**REQUIRED WORK:** Which of the lines below hold the word "icon"? Pull each of them out.

########################################

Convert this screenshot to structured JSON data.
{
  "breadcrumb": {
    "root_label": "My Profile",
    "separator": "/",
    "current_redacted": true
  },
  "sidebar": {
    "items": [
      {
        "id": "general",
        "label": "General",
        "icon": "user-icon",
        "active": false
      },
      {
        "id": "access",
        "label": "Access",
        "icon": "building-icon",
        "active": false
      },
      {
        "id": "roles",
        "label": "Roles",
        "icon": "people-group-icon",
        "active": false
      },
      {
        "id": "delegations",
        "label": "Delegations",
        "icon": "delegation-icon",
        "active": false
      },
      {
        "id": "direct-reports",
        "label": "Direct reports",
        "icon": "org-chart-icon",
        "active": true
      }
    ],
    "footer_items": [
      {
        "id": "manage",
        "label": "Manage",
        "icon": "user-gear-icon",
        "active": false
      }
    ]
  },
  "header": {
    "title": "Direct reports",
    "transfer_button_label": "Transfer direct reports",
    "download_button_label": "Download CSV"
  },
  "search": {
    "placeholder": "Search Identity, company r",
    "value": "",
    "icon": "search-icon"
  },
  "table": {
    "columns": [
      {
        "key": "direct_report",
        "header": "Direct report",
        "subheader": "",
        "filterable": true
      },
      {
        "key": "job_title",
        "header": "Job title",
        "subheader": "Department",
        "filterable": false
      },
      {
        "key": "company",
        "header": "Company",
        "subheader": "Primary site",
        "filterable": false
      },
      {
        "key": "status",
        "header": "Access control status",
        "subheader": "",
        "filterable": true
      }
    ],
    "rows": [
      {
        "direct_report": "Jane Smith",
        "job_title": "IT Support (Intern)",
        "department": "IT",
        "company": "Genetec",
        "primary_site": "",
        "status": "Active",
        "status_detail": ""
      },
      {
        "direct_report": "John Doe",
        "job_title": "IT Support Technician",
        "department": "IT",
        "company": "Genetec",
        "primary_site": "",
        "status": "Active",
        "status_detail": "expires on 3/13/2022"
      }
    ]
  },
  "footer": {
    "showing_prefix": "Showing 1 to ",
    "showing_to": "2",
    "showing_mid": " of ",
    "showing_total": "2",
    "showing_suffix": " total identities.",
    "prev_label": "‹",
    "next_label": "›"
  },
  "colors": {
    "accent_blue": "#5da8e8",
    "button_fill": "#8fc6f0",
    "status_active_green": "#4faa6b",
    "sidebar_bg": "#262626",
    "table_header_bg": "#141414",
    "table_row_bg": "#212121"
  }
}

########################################

**ANSWER TO THE EXERCISE:**
        "icon": "user-icon",
        "icon": "building-icon",
        "icon": "people-group-icon",
        "icon": "delegation-icon",
        "icon": "org-chart-icon",
        "icon": "user-gear-icon",
    "icon": "search-icon"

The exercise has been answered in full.